Despite hopes, Facebook did not introduce a phone, but its new Graph Search might actually be a big money maker for the social-networking giant. Still, Facebook likely won’t earn much with it in the near term as it focuses on user experience, and we shouldn’t expect Facebook to really provide competition for Google’s search engine anytime soon.
During an event yesterday at its headquarters in California, Facebook unveiled a new tool that expands Facebook search with context. A bigger search bar offers members a way to type in their natural language queries and find photos, restaurants recommended by their friends’ history, or even potential dates and job recruits. When Facebook doesn’t have the answer, Microsoft’s Bing will do the rest as it provides regular web results, says Cnet.
Bank of America Merrill Lynch analyst Justin Post says:
“Given Facebook’s large scale, getting users to search on the platform is a significant opportunity; if Facebook can generate just one paid click per user per year, the company could add $500 [million] in annual revenue.”
The biggest advantage of giving users an alternative search service on Facebook is that it could keep people on the site, according to Computer World. If users don’t have to leave Facebook to get a question answered, then Facebook is rewarded with more of their browser time, and potentially more of their money.
Even Zynga, creators of Farmville and Cafe World, knew that Facebook was a great way to bring in revenue.
Brian Blau, an analyst, reported:
“Advertising could benefit from better ad targeting as the natural language search queries will be more detailed, personal and the results will be more accurate. So there will be advertising opportunities on Facebook that were not available previously.”
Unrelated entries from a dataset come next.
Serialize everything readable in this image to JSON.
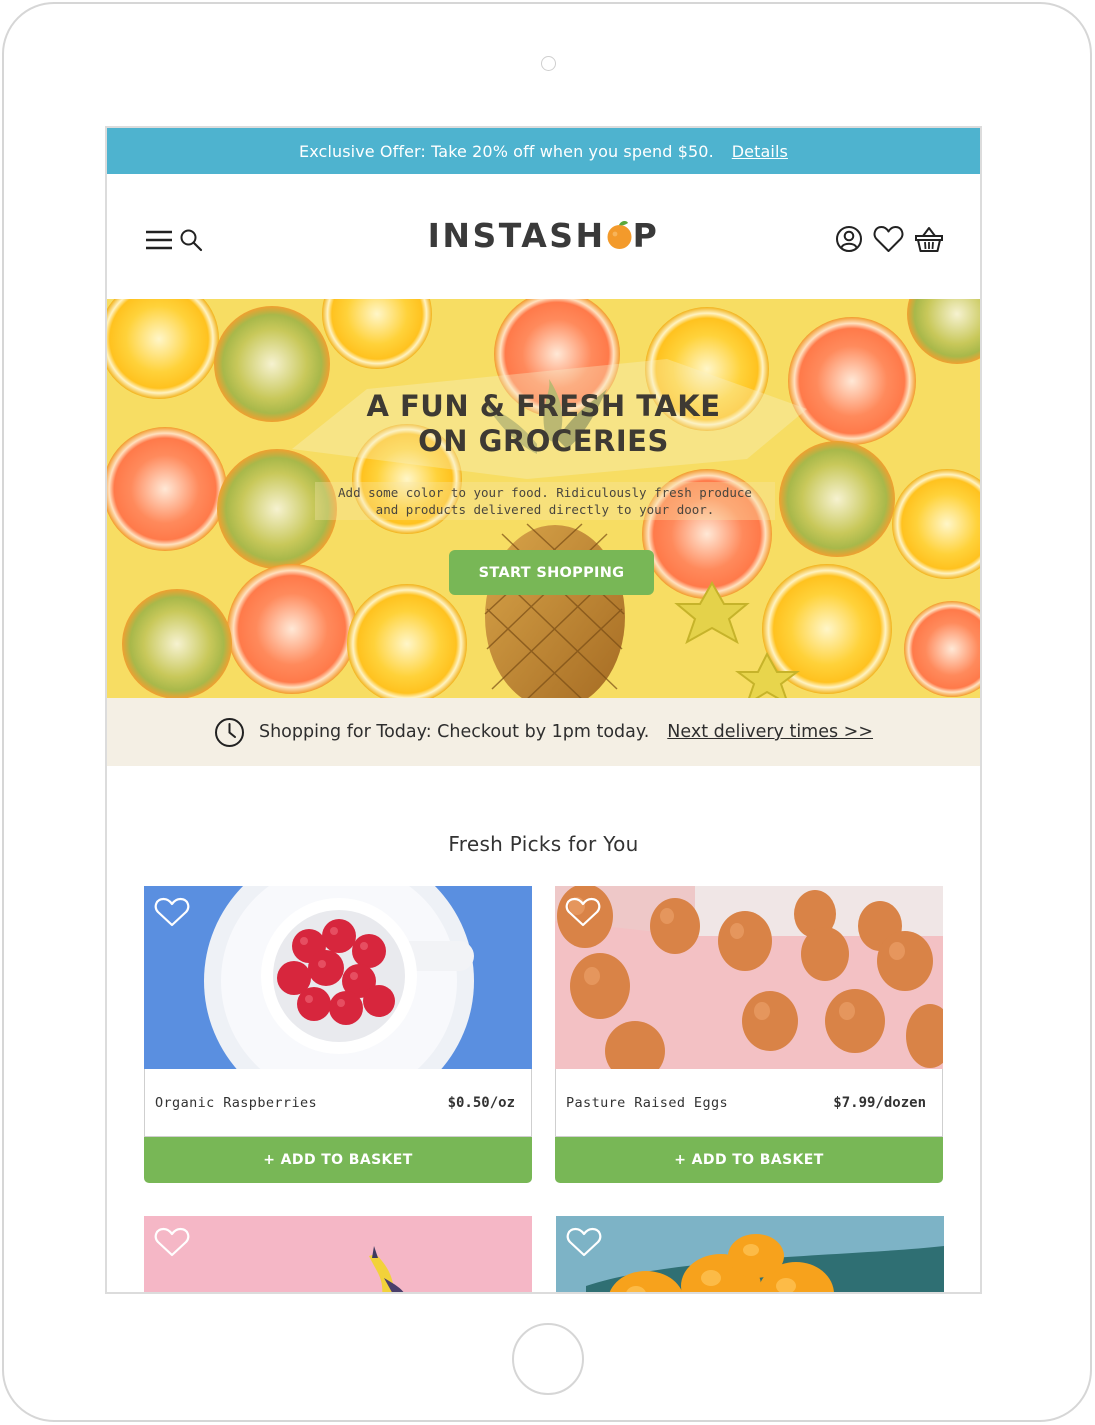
{
  "promo": {
    "text": "Exclusive Offer: Take 20% off when you spend $50.",
    "link": "Details"
  },
  "header": {
    "logo_before": "INSTASH",
    "logo_after": "P",
    "icons": [
      "menu-icon",
      "search-icon",
      "account-icon",
      "heart-icon",
      "basket-icon"
    ]
  },
  "hero": {
    "title_line1": "A FUN & FRESH TAKE",
    "title_line2": "ON GROCERIES",
    "subtitle_line1": "Add some color to your food. Ridiculously fresh produce",
    "subtitle_line2": "and products delivered directly to your door.",
    "cta": "START SHOPPING"
  },
  "delivery": {
    "text": "Shopping for Today: Checkout by 1pm today.",
    "link": "Next delivery times >>"
  },
  "picks": {
    "title": "Fresh Picks for You",
    "products": [
      {
        "name": "Organic Raspberries",
        "price": "$0.50/oz",
        "button": "+ ADD TO BASKET"
      },
      {
        "name": "Pasture Raised Eggs",
        "price": "$7.99/dozen",
        "button": "+ ADD TO BASKET"
      }
    ]
  },
  "colors": {
    "promo_bar": "#4eb3cf",
    "accent_green": "#78b756",
    "delivery_bar": "#f4efe4",
    "logo_orange": "#f39a2b"
  }
}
Most of Google’s profit is not generated from its Android, Maps, or the acquisition of YouTube. It is generated by their search engine, and, if Graph Search is successful, it could pay off in a big way for Facebook as well.